A tool for text normalisation via character-level machine translation



A tool for text normalisation via character-level machine translation


The tool requires the following tools to be installed:

Additionally, the tool expects basic bash functionality and can therefore be run on *NIX systems / environments only.

Running the tool

Running the tool consists of the following steps:

  • configuring the normaliser
  • training data preprocessing
  • building the models and tuning the system
  • running the final normaliser

We exemplify each step on a dataset of Slovene tweets. The initial data consists of four files:

  • tweets_sl.orig and tweets_sl.norm contain parallel training data (i.e. each line of the orig file corresponds to a line in the norm file),
  • tweets_sl.all contains all available normalised data and is used to learn the truecasing model (optional, more on that below),
  • tweets_sl contains additional normalised data used to train a language model (i.e. in addition to the tweets_sl.norm file, which is by default used to train a language model).

Configuring your normaliser

The first step is to let the normaliser know where to find components of the Moses SMT system and your initial data, as well as to define various parameters.

To perform configuration, go through the config.py script and change values of variables where necessary. Comments inside the code should help you during the process.

Note that you can name your initial data files as you wish, but the parallel training files obligatorily have to end in .orig and .norm.

Data preprocessing

The first, optional step in preprocessing is tokenisation. The exemplary datasets are already tokenised (spaces before punctuation etc.), so this process is, as stated in the configuration file, not run.

To fight data sparseness (you never have enough manually normalised data to have seen all the phenomena) we either perform truecasing or lowercasing of the data.

Truecasing is a method that calculates the statistics for each word regarding the case (lowercase, uppercase) it was seen when not at the beginning of the sentence. The most frequent case is then enforced on all sentence beginnings.

Lowercasing is a more agressive way to fight data sparseness than truecasing. In case of using lowercasing, all text normalised will be lowercased as well. This method should be applied if (1) there is not much data (less than a few million tokens) to learn a decent truecaser or (2) casing is not used in a consistent or traditional (beginning of sentence) way, like in user-generated content. We perform truecasing on our exemplary dataset just to showcase the truecasing method, although lowercasing would be a more reasonable option in our case.

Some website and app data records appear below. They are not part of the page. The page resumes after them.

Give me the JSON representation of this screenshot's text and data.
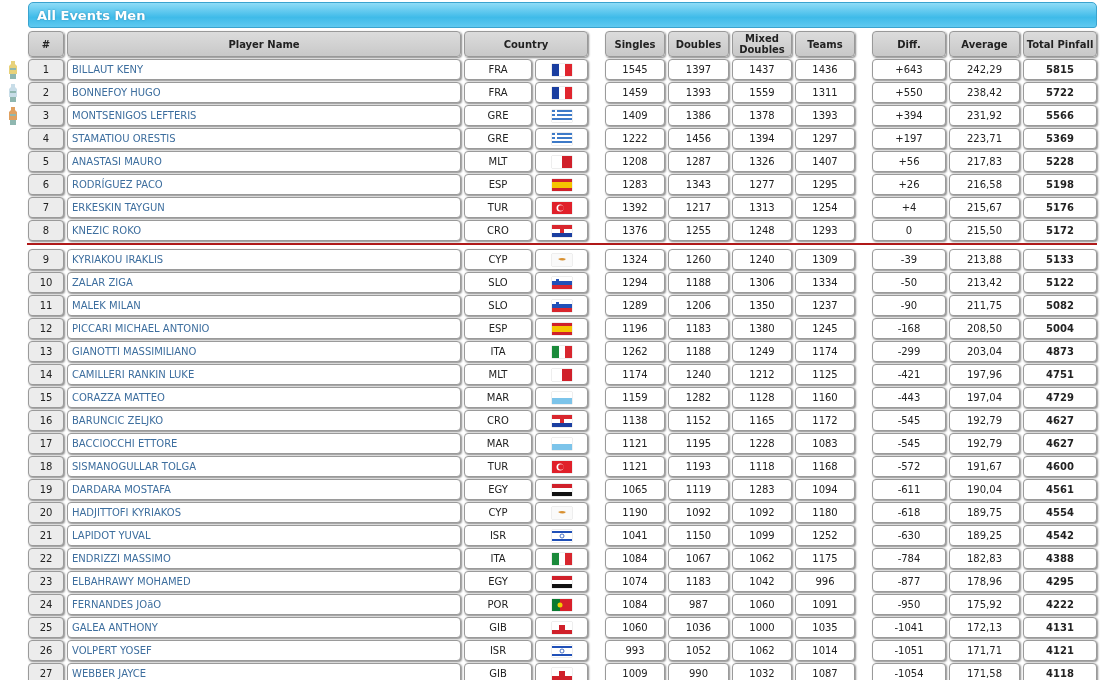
{
  "title": "All Events Men",
  "columns": [
    "#",
    "Player Name",
    "Country",
    "Singles",
    "Doubles",
    "Mixed Doubles",
    "Teams",
    "Diff.",
    "Average",
    "Total Pinfall"
  ],
  "groups": [
    {
      "rows": [
        {
          "rank": "1",
          "medal": {
            "color": "#e8d27a"
          },
          "name": "BILLAUT KENY",
          "country": "FRA",
          "flag": {
            "kind": "fr"
          },
          "singles": "1545",
          "doubles": "1397",
          "mixed": "1437",
          "teams": "1436",
          "diff": "+643",
          "average": "242,29",
          "total": "5815"
        },
        {
          "rank": "2",
          "medal": {
            "color": "#c8dde8"
          },
          "name": "BONNEFOY HUGO",
          "country": "FRA",
          "flag": {
            "kind": "fr"
          },
          "singles": "1459",
          "doubles": "1393",
          "mixed": "1559",
          "teams": "1311",
          "diff": "+550",
          "average": "238,42",
          "total": "5722"
        },
        {
          "rank": "3",
          "medal": {
            "color": "#e0a060"
          },
          "name": "MONTSENIGOS LEFTERIS",
          "country": "GRE",
          "flag": {
            "kind": "gr"
          },
          "singles": "1409",
          "doubles": "1386",
          "mixed": "1378",
          "teams": "1393",
          "diff": "+394",
          "average": "231,92",
          "total": "5566"
        },
        {
          "rank": "4",
          "name": "STAMATIOU ORESTIS",
          "country": "GRE",
          "flag": {
            "kind": "gr"
          },
          "singles": "1222",
          "doubles": "1456",
          "mixed": "1394",
          "teams": "1297",
          "diff": "+197",
          "average": "223,71",
          "total": "5369"
        },
        {
          "rank": "5",
          "name": "ANASTASI MAURO",
          "country": "MLT",
          "flag": {
            "kind": "mt"
          },
          "singles": "1208",
          "doubles": "1287",
          "mixed": "1326",
          "teams": "1407",
          "diff": "+56",
          "average": "217,83",
          "total": "5228"
        },
        {
          "rank": "6",
          "name": "RODRÍGUEZ PACO",
          "country": "ESP",
          "flag": {
            "kind": "es"
          },
          "singles": "1283",
          "doubles": "1343",
          "mixed": "1277",
          "teams": "1295",
          "diff": "+26",
          "average": "216,58",
          "total": "5198"
        },
        {
          "rank": "7",
          "name": "ERKESKIN TAYGUN",
          "country": "TUR",
          "flag": {
            "kind": "tr"
          },
          "singles": "1392",
          "doubles": "1217",
          "mixed": "1313",
          "teams": "1254",
          "diff": "+4",
          "average": "215,67",
          "total": "5176"
        },
        {
          "rank": "8",
          "name": "KNEZIC ROKO",
          "country": "CRO",
          "flag": {
            "kind": "hr"
          },
          "singles": "1376",
          "doubles": "1255",
          "mixed": "1248",
          "teams": "1293",
          "diff": "0",
          "average": "215,50",
          "total": "5172"
        }
      ]
    },
    {
      "rows": [
        {
          "rank": "9",
          "name": "KYRIAKOU IRAKLIS",
          "country": "CYP",
          "flag": {
            "kind": "cy"
          },
          "singles": "1324",
          "doubles": "1260",
          "mixed": "1240",
          "teams": "1309",
          "diff": "-39",
          "average": "213,88",
          "total": "5133"
        },
        {
          "rank": "10",
          "name": "ZALAR ZIGA",
          "country": "SLO",
          "flag": {
            "kind": "si"
          },
          "singles": "1294",
          "doubles": "1188",
          "mixed": "1306",
          "teams": "1334",
          "diff": "-50",
          "average": "213,42",
          "total": "5122"
        },
        {
          "rank": "11",
          "name": "MALEK MILAN",
          "country": "SLO",
          "flag": {
            "kind": "si"
          },
          "singles": "1289",
          "doubles": "1206",
          "mixed": "1350",
          "teams": "1237",
          "diff": "-90",
          "average": "211,75",
          "total": "5082"
        },
        {
          "rank": "12",
          "name": "PICCARI MICHAEL ANTONIO",
          "country": "ESP",
          "flag": {
            "kind": "es"
          },
          "singles": "1196",
          "doubles": "1183",
          "mixed": "1380",
          "teams": "1245",
          "diff": "-168",
          "average": "208,50",
          "total": "5004"
        },
        {
          "rank": "13",
          "name": "GIANOTTI MASSIMILIANO",
          "country": "ITA",
          "flag": {
            "kind": "it"
          },
          "singles": "1262",
          "doubles": "1188",
          "mixed": "1249",
          "teams": "1174",
          "diff": "-299",
          "average": "203,04",
          "total": "4873"
        },
        {
          "rank": "14",
          "name": "CAMILLERI RANKIN LUKE",
          "country": "MLT",
          "flag": {
            "kind": "mt"
          },
          "singles": "1174",
          "doubles": "1240",
          "mixed": "1212",
          "teams": "1125",
          "diff": "-421",
          "average": "197,96",
          "total": "4751"
        },
        {
          "rank": "15",
          "name": "CORAZZA MATTEO",
          "country": "MAR",
          "flag": {
            "kind": "sm"
          },
          "singles": "1159",
          "doubles": "1282",
          "mixed": "1128",
          "teams": "1160",
          "diff": "-443",
          "average": "197,04",
          "total": "4729"
        },
        {
          "rank": "16",
          "name": "BARUNCIC ZELJKO",
          "country": "CRO",
          "flag": {
            "kind": "hr"
          },
          "singles": "1138",
          "doubles": "1152",
          "mixed": "1165",
          "teams": "1172",
          "diff": "-545",
          "average": "192,79",
          "total": "4627"
        },
        {
          "rank": "17",
          "name": "BACCIOCCHI ETTORE",
          "country": "MAR",
          "flag": {
            "kind": "sm"
          },
          "singles": "1121",
          "doubles": "1195",
          "mixed": "1228",
          "teams": "1083",
          "diff": "-545",
          "average": "192,79",
          "total": "4627"
        },
        {
          "rank": "18",
          "name": "SISMANOGULLAR TOLGA",
          "country": "TUR",
          "flag": {
            "kind": "tr"
          },
          "singles": "1121",
          "doubles": "1193",
          "mixed": "1118",
          "teams": "1168",
          "diff": "-572",
          "average": "191,67",
          "total": "4600"
        },
        {
          "rank": "19",
          "name": "DARDARA MOSTAFA",
          "country": "EGY",
          "flag": {
            "kind": "eg"
          },
          "singles": "1065",
          "doubles": "1119",
          "mixed": "1283",
          "teams": "1094",
          "diff": "-611",
          "average": "190,04",
          "total": "4561"
        },
        {
          "rank": "20",
          "name": "HADJITTOFI KYRIAKOS",
          "country": "CYP",
          "flag": {
            "kind": "cy"
          },
          "singles": "1190",
          "doubles": "1092",
          "mixed": "1092",
          "teams": "1180",
          "diff": "-618",
          "average": "189,75",
          "total": "4554"
        },
        {
          "rank": "21",
          "name": "LAPIDOT YUVAL",
          "country": "ISR",
          "flag": {
            "kind": "il"
          },
          "singles": "1041",
          "doubles": "1150",
          "mixed": "1099",
          "teams": "1252",
          "diff": "-630",
          "average": "189,25",
          "total": "4542"
        },
        {
          "rank": "22",
          "name": "ENDRIZZI MASSIMO",
          "country": "ITA",
          "flag": {
            "kind": "it"
          },
          "singles": "1084",
          "doubles": "1067",
          "mixed": "1062",
          "teams": "1175",
          "diff": "-784",
          "average": "182,83",
          "total": "4388"
        },
        {
          "rank": "23",
          "name": "ELBAHRAWY MOHAMED",
          "country": "EGY",
          "flag": {
            "kind": "eg"
          },
          "singles": "1074",
          "doubles": "1183",
          "mixed": "1042",
          "teams": "996",
          "diff": "-877",
          "average": "178,96",
          "total": "4295"
        },
        {
          "rank": "24",
          "name": "FERNANDES JOãO",
          "country": "POR",
          "flag": {
            "kind": "pt"
          },
          "singles": "1084",
          "doubles": "987",
          "mixed": "1060",
          "teams": "1091",
          "diff": "-950",
          "average": "175,92",
          "total": "4222"
        },
        {
          "rank": "25",
          "name": "GALEA ANTHONY",
          "country": "GIB",
          "flag": {
            "kind": "gi"
          },
          "singles": "1060",
          "doubles": "1036",
          "mixed": "1000",
          "teams": "1035",
          "diff": "-1041",
          "average": "172,13",
          "total": "4131"
        },
        {
          "rank": "26",
          "name": "VOLPERT YOSEF",
          "country": "ISR",
          "flag": {
            "kind": "il"
          },
          "singles": "993",
          "doubles": "1052",
          "mixed": "1062",
          "teams": "1014",
          "diff": "-1051",
          "average": "171,71",
          "total": "4121"
        },
        {
          "rank": "27",
          "name": "WEBBER JAYCE",
          "country": "GIB",
          "flag": {
            "kind": "gi"
          },
          "singles": "1009",
          "doubles": "990",
          "mixed": "1032",
          "teams": "1087",
          "diff": "-1054",
          "average": "171,58",
          "total": "4118"
        }
      ]
    }
  ]
}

After truecasing or lowercasing, the dataset is split into train and dev data (if no extra development data is made available) and transformed to the format necessary for learning the models.

Our examplary run of this step produces the following output:

$ python preprocess.py
Learning the truecaser
Truecasing tweet_sl.orig
Truecasing tweet_sl.norm
Truecasing tweet_sl
Reading data for splitting into train and dev
Splitting the data
Preparing the data for learning models

The process produces the training (train.orig and train.norm) and development datasets (dev.orig and dev.norm), as well as one dataset per each additional language model, in our case lm_0.proc.

Building the models and tuning the system

Building specific models and tuning the overall system is performed with one script, train.py.

The script takes, as the preprocess.py script, parameters from the config.py script.

The exemplary run of this step produces the following output (logging the output of the training and tuning tools to train.log):

$ python train.py
Deleting old models in the working directory
Building a LM from /home/nikola/tools/clarinsi/csmtiser//train.norm
Building a LM from tweet_sl
Building the untuned system
Updating the moses.ini file
Tuning the system

During the first runs the logging script train.log should be analysed to make sure that all the processes were finished successfully. This wrapper does not do much in reporting errors, just logs the output of the wrapped tools.

Additionally, training the exemplary system on 23 server-grade cores takes 2.3 hours (all together 47 CPU hours), so running the training procedure in the background is probably a good idea. The simplest way to do so on a *NIX is this:

$ nohup python train.py &

Running the normaliser

The final normaliser is run through the normalise.py script, where the first argument is the file whose content has to be normalised. The output is stored to the same path extended with the extension .norm.

Logging of the normalisation process is performed in norm.log in the working directory.

The exemplary normaliser can be run like this:

python normalise.py text_to_normalise.txt

The output is available in text_to_normalise.txt.norm. If tokenisation or truecasing are performed during data preparation, the reverse processes are run at the end of the normalisation process.

On our exemplary dataset detruecasing is performed, while detokenisation is not.